Rituximab is superior to mycophenolate mofetil in the management of patients with moderate to severe pemphigus vulgaris, a new study shows.
A phase 3 international trial, published in the NEJM, randomised 135 patients to either IV rituximab or oral mycophenolate, in addition to oral prednisone tapered to discontinuation by 24 weeks.
The US-led study found the primary efficacy endpoint – sustained complete remission at week 52 – was achieved by 40% of patients in the rituximab group and 10% of patients in the mycophenolate group (HR 4.83; p<0.001).
A secondary end point – mean cumulative dose of oral glucocorticoids over 52 weeks – also supported the superiority of rituximab over mycophenolate (3,545 mg v 5,140 mg; p <0.001).

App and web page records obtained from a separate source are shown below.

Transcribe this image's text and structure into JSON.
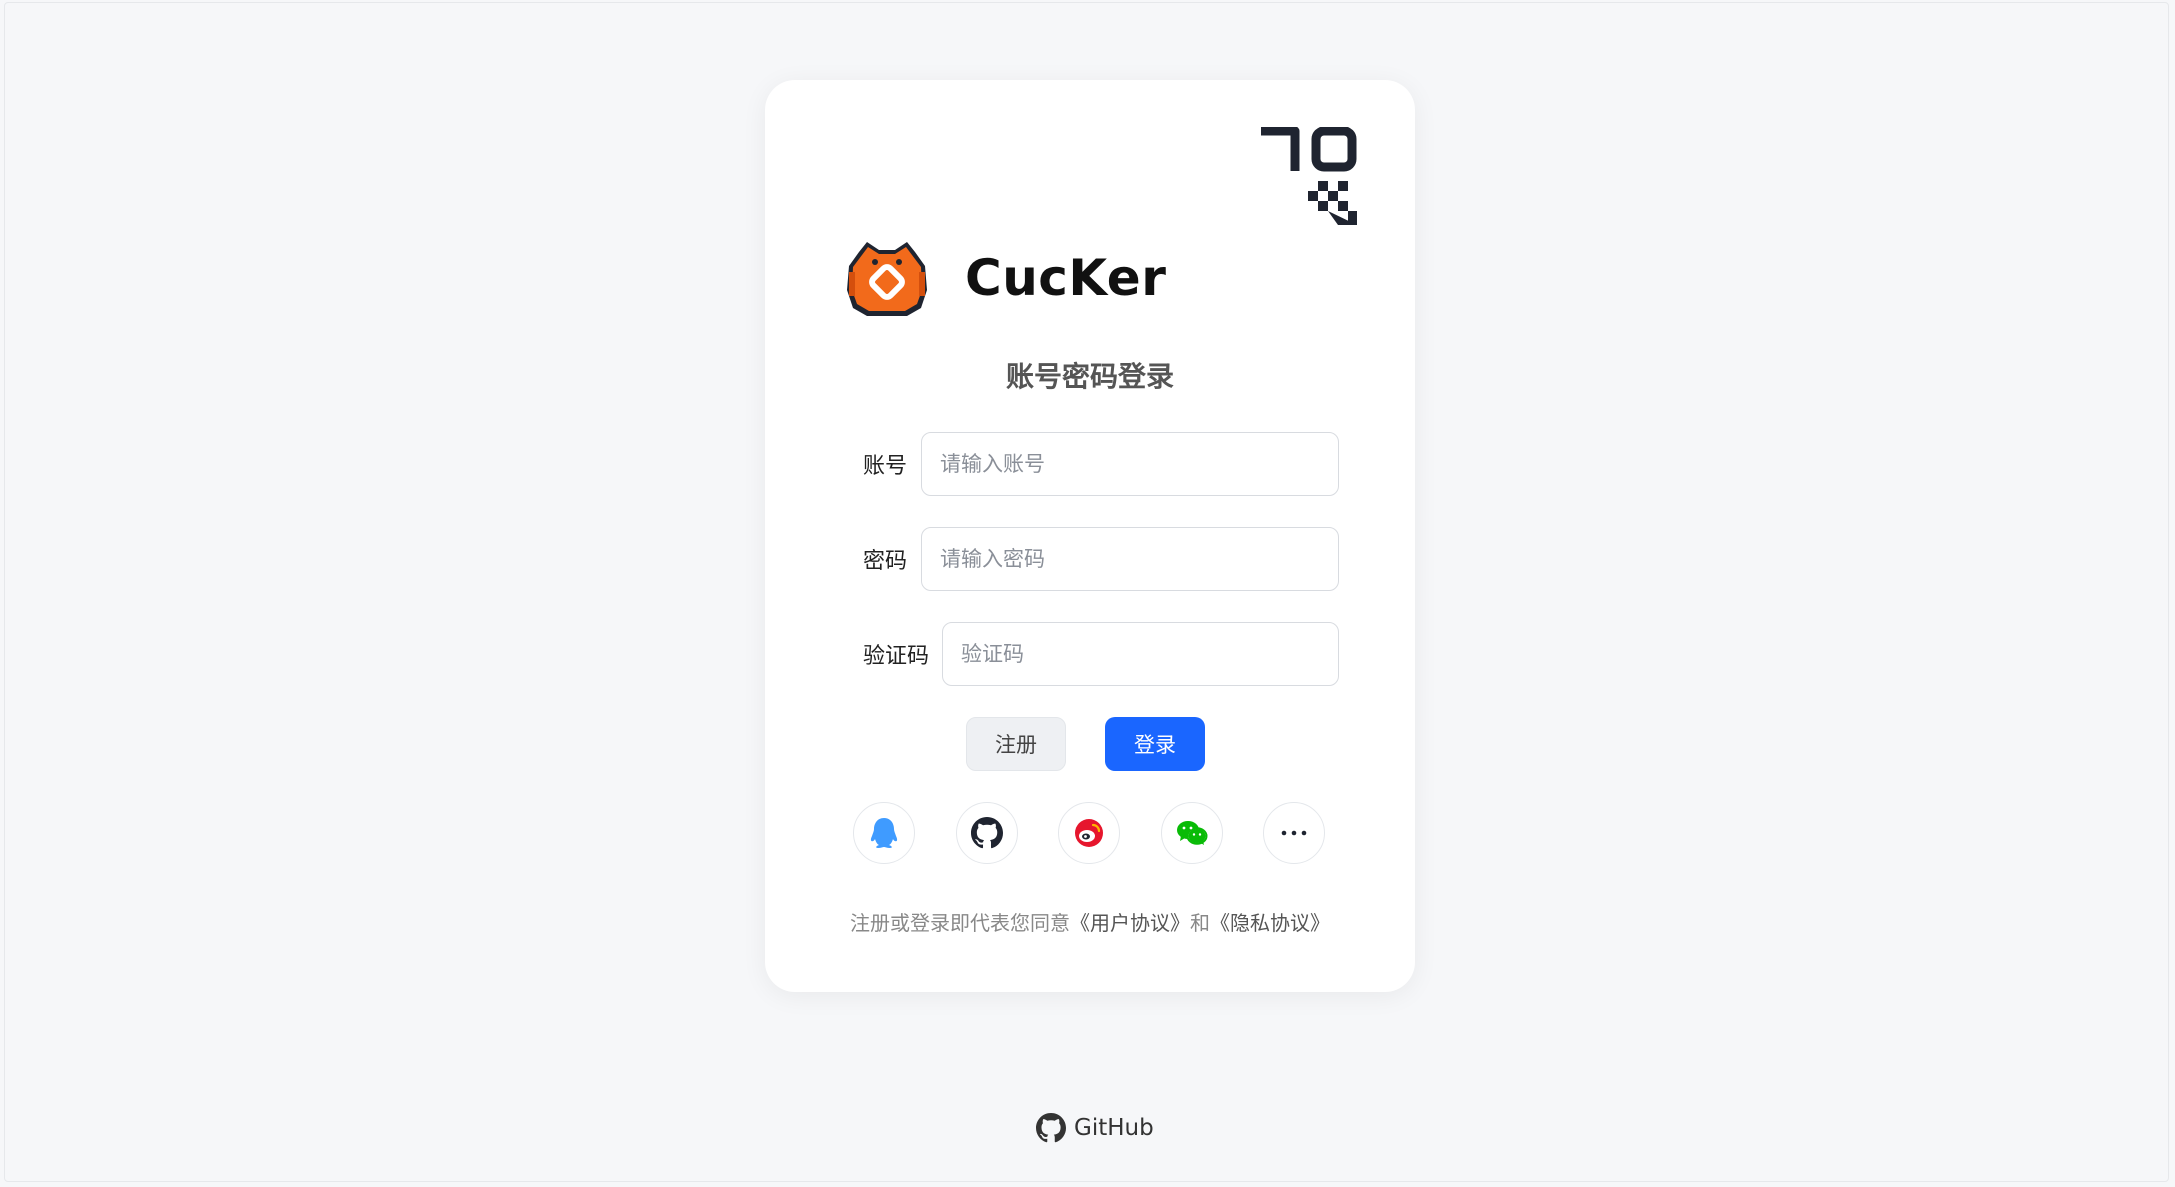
{
  "app": {
    "name": "CucKer"
  },
  "login": {
    "title": "账号密码登录",
    "account_label": "账号",
    "account_placeholder": "请输入账号",
    "password_label": "密码",
    "password_placeholder": "请输入密码",
    "captcha_label": "验证码",
    "captcha_placeholder": "验证码",
    "register_button": "注册",
    "login_button": "登录"
  },
  "social": [
    {
      "icon": "qq-icon"
    },
    {
      "icon": "github-icon"
    },
    {
      "icon": "weibo-icon"
    },
    {
      "icon": "wechat-icon"
    },
    {
      "icon": "more-icon"
    }
  ],
  "agreement": {
    "prefix": "注册或登录即代表您同意",
    "user_agreement": "《用户协议》",
    "conjunction": "和",
    "privacy_agreement": "《隐私协议》"
  },
  "footer": {
    "github_label": "GitHub"
  },
  "colors": {
    "primary": "#1a66ff",
    "background": "#f6f7f9",
    "qq": "#3f9bff",
    "weibo": "#e6162d",
    "wechat": "#09bb07",
    "logo_orange": "#f26a1b"
  }
}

There were six flares in the rituximab group versus 44 in the mycophenolate group (p <0.001).
The mean change from baseline in the Dermatology Life Quality Index (DLQI) was -8.87 points with rituximab versus -6.00 with mycophenolate (p=0.001).
The study found adverse events were common in both groups (85% v 88%) with serious adverse events more common with rituximab (22% v 15%). Serious infections in the rituximab group included pneumonia, URTI, cellulitis and acute pyelonephritis.
Glucocorticoid-related adverse events of grade 3 or higher were observed in 1% of patients on rituximab and 7% of mycophenolate patients. However rates of drug discontinuation due to adverse events were 9% in both treatment groups.
The investigators said mycophenolate is the recommended first-line, glucocorticoid-sparing treatment for moderate to severe pemphigus.
“Further trials are needed to determine the comparative efficacy and safety of these drugs beyond 52 weeks of treatment,” they concluded.
Meanwhile, an Australian-led phase 2 trial of the BTK inhibitor rilzabrutinib has found half (52%) of a small group of patients achieved the primary endpoint of control of disease activity (CDA) with zero to low corticosteroids by week 4.
The CDA rate improved over time to 70% by week 12 and 85% after an additional 12 weeks of therapy.
“Excitingly, the rapid achievement of CDA (median 33 days) by patients without moderate-to-high CS doses, suggests the possibility of a CS-free rilzabrutinib acute control regimen for future patients, or at least one with a rapid CS taper to minimise CS-related adverse effects,” the study said.
The study authors, led by Professor Dedee Murrell from St George Hospital and the University of NSW, said the safety results indicated a favourable risk/benefit profile for rilzabrutinib.
“Most treatment-related TEAEs were mild (grade 1/2) and transient, with no reported cases of AEs commonly associated with marketed irreversible BTK inhibitors (eg, major haemorrhage, atrial fibrillation, thrombocytopenia/neutropenia).”
“Additionally, rilzabrutinib enabled reduced initial CS doses and facilitated rapid tapering, a major goal in pemphigus therapies.”
A phase 3 of rilzabrutinib versus placebo with CS taper is underway.